We have ended our meditations at the cross, where hung the lifeless body of the Lord Jesus. But we know the rest of the story. Nicodemus was on his way. Joseph’s tomb would soon be ready. The women would prepare their fragrances. But for the second time in a few days, the earth would shake (Mat 28:2), and the best news the world ever heard would be delivered – “He is risen!” (v6). And now the One who was on a tree for us is on a throne for us. I’d like to make it more personal. Scripture permits us to make it personal. God longs for us to make it personal. He is on that throne for me. He was on that tree for me. We join the Apostle Paul to say, “The Son of God … loved me, and gave himself for me” (Gal 2:20 KJV).
Virginia Williams Moyer (1870-1903) wrote upwards of 40 hymns. The final stanza of one of her compositions reads:
O ‘twas wondrous love the Savior showed for me,
When He left His throne for Calvary,
When He bore my trespass, bore it all alone;
Praise His Name forever, make it known.
But perhaps the most memorable words she penned are the chorus, a refrain I can remember singing since I was a young child, and which inspired the title of these articles.
All the way to Calvary He went for me,
He went for me, He went for me;
All the way to Calvary He went for me,
He died to set me free.
Amidst all our meditations at the Savior’s cross, let us never forget this life-changing, eternity-changing truth – “He went for me.”
 Mat 27:39-44; Luk 23:8
 I.e., related to worship
 This and all remaining Bible quotations in this article are from the KJV.
 David Gooding, According to Luke (Grand Rapids, MI: William B. Eerdmans, 1987), 346.
 Horatius Bonar (1808–1889)
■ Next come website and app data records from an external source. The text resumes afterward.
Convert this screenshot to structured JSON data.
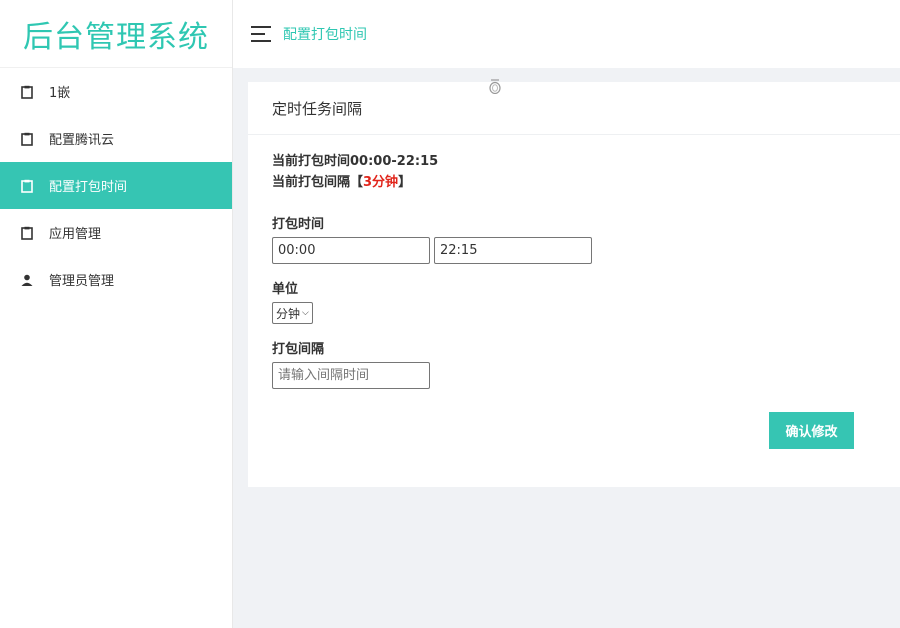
{
  "logo": "后台管理系统",
  "sidebar": {
    "items": [
      {
        "label": "1嵌",
        "icon": "clipboard-icon"
      },
      {
        "label": "配置腾讯云",
        "icon": "clipboard-icon"
      },
      {
        "label": "配置打包时间",
        "icon": "clipboard-icon",
        "active": true
      },
      {
        "label": "应用管理",
        "icon": "clipboard-icon"
      },
      {
        "label": "管理员管理",
        "icon": "user-icon"
      }
    ]
  },
  "topbar": {
    "title": "配置打包时间",
    "icon": "hamburger-icon"
  },
  "card": {
    "title": "定时任务间隔",
    "current_time_label": "当前打包时间00:00-22:15",
    "current_interval_prefix": "当前打包间隔【",
    "current_interval_value": "3分钟",
    "current_interval_suffix": "】",
    "pack_time_label": "打包时间",
    "start_time": "00:00",
    "end_time": "22:15",
    "unit_label": "单位",
    "unit_selected": "分钟",
    "interval_label": "打包间隔",
    "interval_placeholder": "请输入间隔时间",
    "confirm_button": "确认修改"
  },
  "colors": {
    "accent": "#36c5b3",
    "logo": "#2fc7b2",
    "highlight": "#e1251b"
  }
}
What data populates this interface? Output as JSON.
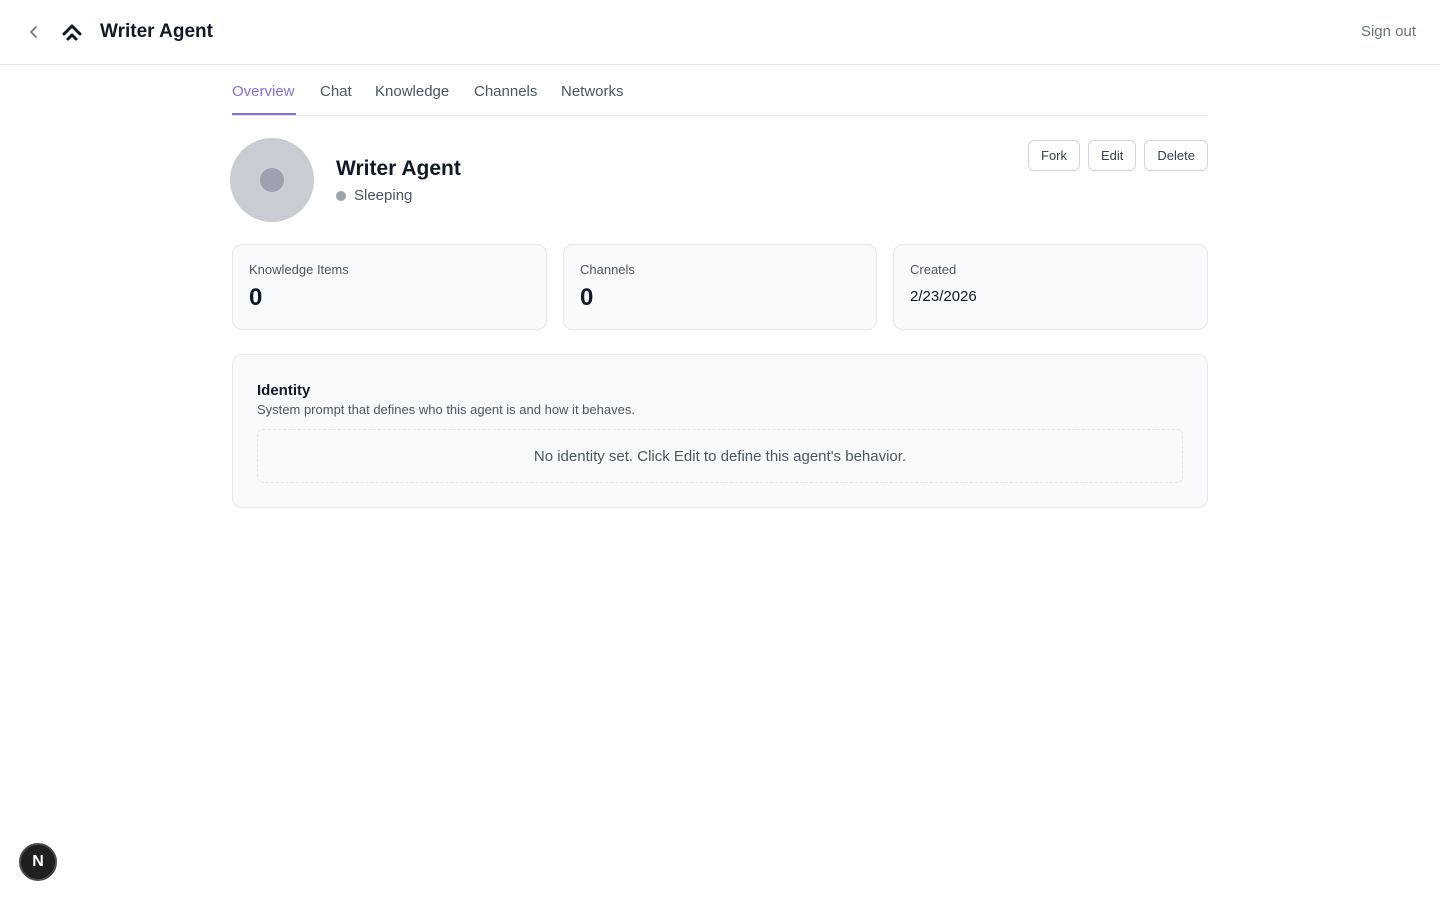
{
  "header": {
    "title": "Writer Agent",
    "sign_out_label": "Sign out",
    "back_icon": "chevron-left-icon",
    "logo_icon": "double-chevron-up-logo"
  },
  "tabs": [
    {
      "label": "Overview",
      "active": true
    },
    {
      "label": "Chat",
      "active": false
    },
    {
      "label": "Knowledge",
      "active": false
    },
    {
      "label": "Channels",
      "active": false
    },
    {
      "label": "Networks",
      "active": false
    }
  ],
  "agent": {
    "name": "Writer Agent",
    "status": "Sleeping",
    "status_color": "#9ca3af"
  },
  "actions": {
    "fork_label": "Fork",
    "edit_label": "Edit",
    "delete_label": "Delete"
  },
  "stats": [
    {
      "label": "Knowledge Items",
      "value": "0"
    },
    {
      "label": "Channels",
      "value": "0"
    },
    {
      "label": "Created",
      "value": "2/23/2026"
    }
  ],
  "identity": {
    "title": "Identity",
    "description": "System prompt that defines who this agent is and how it behaves.",
    "empty_message": "No identity set. Click Edit to define this agent's behavior."
  },
  "floating_badge": {
    "label": "N"
  },
  "colors": {
    "accent": "#8b6fd6",
    "border": "#e5e7eb",
    "card_bg": "#f9fafb"
  }
}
 Arguably, this confession may have only been that of the centurion.
 James R. Edwards, The Gospel According to Mark (Grand Rapids, MI: William B. Eerdmans, 2002), 480.